Length: c. 25 minutes
Orchestration: 2 flutes, 2 oboes, 2 clarinets, 2 bassoons, 2 horns, 2 trumpets, timpani, and strings
First Los Angeles Philharmonic performance: December 19, 1919, Walter Henry Rothwell conducting
About this Piece
When the 22-year-old Beethoven left Bonn late in 1792, it was ostensibly on a sort of study leave, to work with Haydn in Vienna. Count Waldstein, probably Beethoven’s staunchest early support, wrote at the time: “With the help of assiduous labor you shall receive Mozart’s spirit from Haydn’s hands.” But Beethoven seems to have been somewhat less than assiduous and the relationship proved frustrating for both parties. Beethoven always sought to broaden his knowledge and technical skills, but he also always went his own way.
His study with Haydn lasted only about a year, but Beethoven stayed on in Vienna, forging a growing reputation as a brilliant pianist and composer. He wrote particularly for his own instrument and his own use, and in his first eight years in the capital city he created two piano concertos, a dozen solo piano sonatas, and a large amount of chamber music featuring the keyboard.

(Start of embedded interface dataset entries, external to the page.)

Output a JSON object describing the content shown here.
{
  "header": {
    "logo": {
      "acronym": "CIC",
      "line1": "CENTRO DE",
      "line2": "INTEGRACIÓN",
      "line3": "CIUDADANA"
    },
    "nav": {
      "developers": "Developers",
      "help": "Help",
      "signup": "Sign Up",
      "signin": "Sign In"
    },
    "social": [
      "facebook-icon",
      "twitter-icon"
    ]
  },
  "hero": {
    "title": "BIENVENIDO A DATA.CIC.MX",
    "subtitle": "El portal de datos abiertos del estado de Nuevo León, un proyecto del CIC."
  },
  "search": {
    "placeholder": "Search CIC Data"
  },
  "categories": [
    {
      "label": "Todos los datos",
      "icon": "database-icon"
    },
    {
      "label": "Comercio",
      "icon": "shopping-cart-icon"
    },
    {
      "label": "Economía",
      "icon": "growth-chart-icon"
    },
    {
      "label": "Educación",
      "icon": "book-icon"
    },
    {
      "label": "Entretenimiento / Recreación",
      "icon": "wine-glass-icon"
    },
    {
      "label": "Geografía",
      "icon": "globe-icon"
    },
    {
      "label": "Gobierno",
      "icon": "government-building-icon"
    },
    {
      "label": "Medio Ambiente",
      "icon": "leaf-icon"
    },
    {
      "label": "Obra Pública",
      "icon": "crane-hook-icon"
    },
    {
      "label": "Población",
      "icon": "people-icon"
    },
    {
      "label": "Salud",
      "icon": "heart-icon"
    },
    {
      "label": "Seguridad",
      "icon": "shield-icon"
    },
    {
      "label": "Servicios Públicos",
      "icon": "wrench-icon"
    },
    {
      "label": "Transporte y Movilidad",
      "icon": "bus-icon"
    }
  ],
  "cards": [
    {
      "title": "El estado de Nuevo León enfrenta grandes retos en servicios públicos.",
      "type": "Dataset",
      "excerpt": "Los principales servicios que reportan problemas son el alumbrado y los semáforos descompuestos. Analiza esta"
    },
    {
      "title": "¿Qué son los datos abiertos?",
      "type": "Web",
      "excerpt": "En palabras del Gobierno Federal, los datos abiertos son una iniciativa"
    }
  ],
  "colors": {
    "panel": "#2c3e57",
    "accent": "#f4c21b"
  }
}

But no symphony. Whether or not he was daunted by the implied challenge of Haydn, the living master of the genre, or just circumspect about establishing his own brand and creating the professional network necessary to produce a large-scale public concert, he waited until he was 30 to offer his First Symphony to the public. Beethoven started work on it late in 1799, and completed it early in 1800. After writing a horn sonata for a visiting virtuoso’s quite successful concert at the Burgtheater, Beethoven got the use of the hall himself, and produced a grand concert there April 2, featuring a Mozart symphony, excerpts from Haydn’s oratorio The Creation, his own improvisation and one of his first two piano concertos, and the premieres of his Septet (which members of the LA Phil play here Oct. 13) and “a new Grand Symphony with full orchestra.”

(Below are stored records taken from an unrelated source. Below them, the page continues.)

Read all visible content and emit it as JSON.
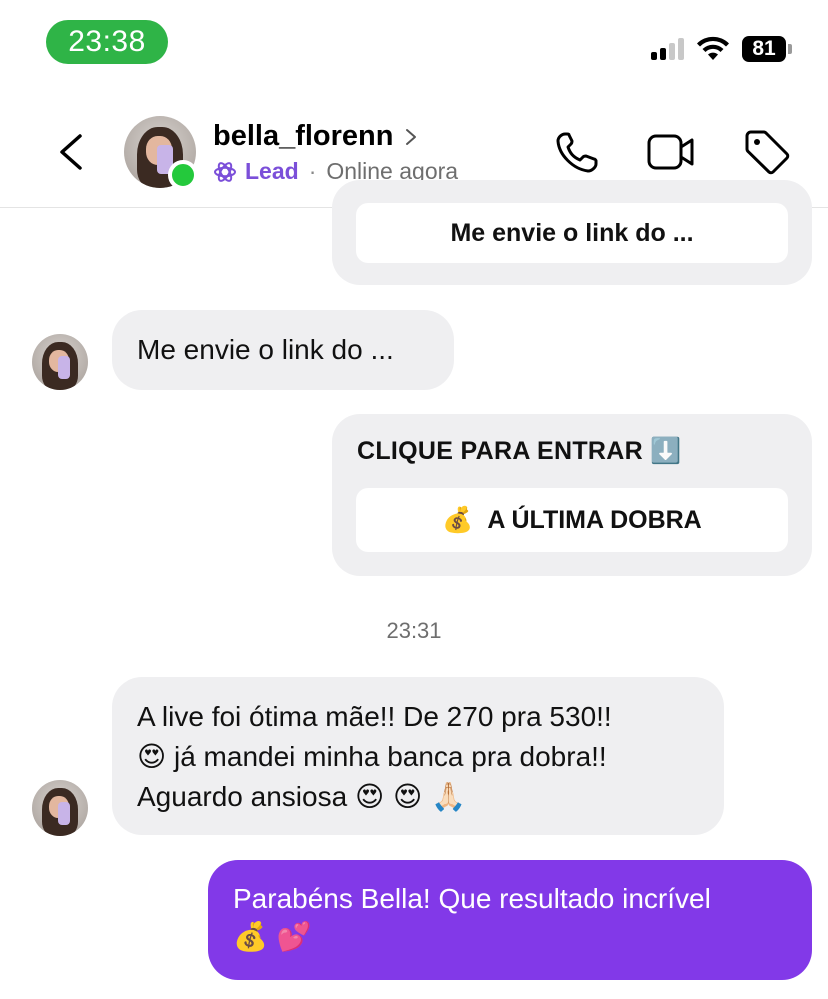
{
  "status_bar": {
    "time": "23:38",
    "battery": "81"
  },
  "header": {
    "username": "bella_florenn",
    "label": "Lead",
    "separator": "·",
    "status": "Online agora"
  },
  "messages": {
    "card1": {
      "button": "Me envie o link do ..."
    },
    "incoming1": {
      "text": "Me envie o link do ..."
    },
    "card2": {
      "heading": "CLIQUE PARA ENTRAR",
      "heading_emoji": "⬇️",
      "button_emoji": "💰",
      "button": "A ÚLTIMA DOBRA"
    },
    "timestamp": "23:31",
    "incoming2": {
      "line1": "A live foi ótima mãe!! De 270 pra 530!!",
      "line2_emoji": "😍",
      "line2": "já mandei minha banca pra dobra!!",
      "line3": "Aguardo ansiosa",
      "line3_emoji": "😍 😍 🙏🏻"
    },
    "outgoing1": {
      "line1": "Parabéns Bella! Que resultado incrível",
      "line2_emoji": "💰 💕"
    }
  },
  "colors": {
    "accent_purple": "#8239e8",
    "lead_purple": "#7b4fd9",
    "status_green": "#2fb447",
    "online_green": "#24c93c",
    "bubble_gray": "#efeff1"
  },
  "icons": [
    "back-chevron-icon",
    "chevron-right-icon",
    "lead-icon",
    "phone-icon",
    "video-icon",
    "tag-icon",
    "signal-icon",
    "wifi-icon",
    "battery-icon"
  ]
}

According to the Allgemeine musikalische Zeitung, “this proved to be the most interesting concert we have had in a long time… and at the end we had a symphony of [Beethoven’s] own composition that displayed great artistry, innovation, and a wealth of ideas; except that the winds were overused, so that it was music for band rather than for the whole orchestra.”
The winds are indeed prominent in the score, beginning with the opening chords – moving toward the home harmony rather than starting on it, an audacity much remarked at the time but which barely tweaks the modern ear. Other innovations include the use of the timpani in the slow movement (an Andante that is really a minuet) and the dynamism of the actual Menuetto (which is really a scherzo on Beethoven’s new model). The energetic finale gets a comic introduction with a hesitant little scale that has already been a subtle but important presence. —John Henken